*** Block opens ***

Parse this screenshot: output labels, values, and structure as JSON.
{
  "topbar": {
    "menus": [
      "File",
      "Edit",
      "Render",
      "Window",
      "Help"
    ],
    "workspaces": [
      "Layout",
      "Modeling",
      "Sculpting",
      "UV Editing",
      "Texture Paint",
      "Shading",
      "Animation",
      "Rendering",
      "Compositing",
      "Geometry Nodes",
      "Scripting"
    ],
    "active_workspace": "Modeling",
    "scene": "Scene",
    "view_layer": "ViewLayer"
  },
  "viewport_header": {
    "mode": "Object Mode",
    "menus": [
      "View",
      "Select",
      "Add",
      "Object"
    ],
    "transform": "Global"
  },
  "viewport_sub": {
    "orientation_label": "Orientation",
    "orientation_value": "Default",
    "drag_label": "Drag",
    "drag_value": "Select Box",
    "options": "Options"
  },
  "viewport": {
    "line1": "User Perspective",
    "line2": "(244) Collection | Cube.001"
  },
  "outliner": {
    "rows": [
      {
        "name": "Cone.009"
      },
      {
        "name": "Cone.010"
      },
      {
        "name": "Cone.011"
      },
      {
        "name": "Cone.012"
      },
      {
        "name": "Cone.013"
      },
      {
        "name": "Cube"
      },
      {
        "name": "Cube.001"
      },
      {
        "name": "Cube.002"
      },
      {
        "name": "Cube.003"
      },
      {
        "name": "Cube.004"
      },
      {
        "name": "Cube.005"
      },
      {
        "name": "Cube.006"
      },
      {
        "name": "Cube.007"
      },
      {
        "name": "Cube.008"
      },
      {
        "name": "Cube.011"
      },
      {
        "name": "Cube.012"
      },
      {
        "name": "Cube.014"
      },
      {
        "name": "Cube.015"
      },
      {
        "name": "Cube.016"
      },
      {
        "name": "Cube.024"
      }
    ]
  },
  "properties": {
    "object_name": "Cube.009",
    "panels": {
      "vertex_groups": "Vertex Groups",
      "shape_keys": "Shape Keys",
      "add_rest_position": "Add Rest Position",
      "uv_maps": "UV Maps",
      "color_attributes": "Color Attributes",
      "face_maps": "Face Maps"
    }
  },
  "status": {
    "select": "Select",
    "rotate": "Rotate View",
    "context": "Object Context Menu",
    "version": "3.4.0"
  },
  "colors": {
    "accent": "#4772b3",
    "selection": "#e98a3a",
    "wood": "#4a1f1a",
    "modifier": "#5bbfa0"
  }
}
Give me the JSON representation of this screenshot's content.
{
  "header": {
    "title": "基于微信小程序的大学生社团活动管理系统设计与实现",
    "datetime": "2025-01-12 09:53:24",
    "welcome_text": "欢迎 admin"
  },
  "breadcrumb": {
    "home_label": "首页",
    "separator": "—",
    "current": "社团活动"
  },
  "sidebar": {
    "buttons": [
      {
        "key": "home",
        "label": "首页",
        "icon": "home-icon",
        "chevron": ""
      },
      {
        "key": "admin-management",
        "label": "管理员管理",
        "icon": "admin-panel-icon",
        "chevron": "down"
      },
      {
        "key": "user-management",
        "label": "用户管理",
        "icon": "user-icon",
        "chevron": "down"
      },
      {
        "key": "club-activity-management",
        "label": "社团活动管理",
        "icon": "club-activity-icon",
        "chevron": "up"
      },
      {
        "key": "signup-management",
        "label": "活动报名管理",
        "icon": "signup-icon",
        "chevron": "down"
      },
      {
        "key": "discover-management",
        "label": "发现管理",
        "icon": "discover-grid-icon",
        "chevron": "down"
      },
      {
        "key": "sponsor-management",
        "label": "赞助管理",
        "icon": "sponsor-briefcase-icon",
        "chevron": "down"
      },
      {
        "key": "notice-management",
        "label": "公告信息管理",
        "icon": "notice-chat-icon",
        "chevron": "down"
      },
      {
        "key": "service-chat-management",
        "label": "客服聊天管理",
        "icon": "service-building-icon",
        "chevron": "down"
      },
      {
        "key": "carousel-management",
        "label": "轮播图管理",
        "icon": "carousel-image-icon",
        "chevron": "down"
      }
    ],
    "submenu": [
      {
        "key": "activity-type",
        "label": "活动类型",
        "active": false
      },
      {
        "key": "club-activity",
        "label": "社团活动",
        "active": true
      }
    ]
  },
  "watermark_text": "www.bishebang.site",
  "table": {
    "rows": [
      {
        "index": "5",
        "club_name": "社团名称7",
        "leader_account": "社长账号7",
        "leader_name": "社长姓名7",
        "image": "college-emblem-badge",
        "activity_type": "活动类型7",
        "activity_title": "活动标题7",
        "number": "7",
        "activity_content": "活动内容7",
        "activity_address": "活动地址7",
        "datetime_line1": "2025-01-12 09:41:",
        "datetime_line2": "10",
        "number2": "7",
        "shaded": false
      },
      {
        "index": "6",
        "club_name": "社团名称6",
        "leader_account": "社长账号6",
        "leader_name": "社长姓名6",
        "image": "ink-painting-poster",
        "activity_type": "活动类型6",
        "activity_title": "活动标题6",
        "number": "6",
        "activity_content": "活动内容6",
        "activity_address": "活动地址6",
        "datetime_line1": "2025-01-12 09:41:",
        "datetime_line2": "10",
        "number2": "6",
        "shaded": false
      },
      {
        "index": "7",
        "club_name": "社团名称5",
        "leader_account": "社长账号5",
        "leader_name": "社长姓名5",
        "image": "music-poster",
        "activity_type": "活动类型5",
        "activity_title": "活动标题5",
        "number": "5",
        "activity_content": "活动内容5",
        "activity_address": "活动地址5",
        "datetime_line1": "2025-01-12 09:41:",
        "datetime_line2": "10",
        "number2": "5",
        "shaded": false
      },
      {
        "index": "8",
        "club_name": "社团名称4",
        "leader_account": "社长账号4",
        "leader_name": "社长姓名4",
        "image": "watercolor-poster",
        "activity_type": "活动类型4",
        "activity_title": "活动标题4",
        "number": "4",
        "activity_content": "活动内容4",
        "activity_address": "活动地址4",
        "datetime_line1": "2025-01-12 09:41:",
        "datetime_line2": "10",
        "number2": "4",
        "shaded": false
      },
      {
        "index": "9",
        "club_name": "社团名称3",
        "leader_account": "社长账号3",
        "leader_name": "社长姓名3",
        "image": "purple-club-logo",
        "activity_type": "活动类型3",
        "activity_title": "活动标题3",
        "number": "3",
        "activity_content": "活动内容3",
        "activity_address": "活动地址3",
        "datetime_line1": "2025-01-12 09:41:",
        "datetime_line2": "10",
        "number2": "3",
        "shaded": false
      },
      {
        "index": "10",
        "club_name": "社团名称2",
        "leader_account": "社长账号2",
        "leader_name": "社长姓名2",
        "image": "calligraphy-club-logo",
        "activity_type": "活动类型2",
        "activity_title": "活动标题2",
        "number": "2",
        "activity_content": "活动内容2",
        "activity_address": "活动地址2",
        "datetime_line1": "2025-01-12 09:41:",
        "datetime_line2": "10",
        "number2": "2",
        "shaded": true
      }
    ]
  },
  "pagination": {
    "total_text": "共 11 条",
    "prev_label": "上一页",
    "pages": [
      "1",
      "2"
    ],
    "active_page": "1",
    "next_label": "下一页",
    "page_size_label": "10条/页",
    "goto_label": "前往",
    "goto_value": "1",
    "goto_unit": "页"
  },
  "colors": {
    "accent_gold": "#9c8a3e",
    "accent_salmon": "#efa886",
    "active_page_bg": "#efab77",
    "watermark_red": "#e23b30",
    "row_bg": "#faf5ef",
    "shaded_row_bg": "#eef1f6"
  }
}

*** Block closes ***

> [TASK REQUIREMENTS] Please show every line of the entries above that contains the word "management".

> [SOLVED EXERCISE]
        "key": "admin-management",
        "key": "user-management",
        "key": "club-activity-management",
        "key": "signup-management",
        "key": "discover-management",
        "key": "sponsor-management",
        "key": "notice-management",
        "key": "service-chat-management",
        "key": "carousel-management",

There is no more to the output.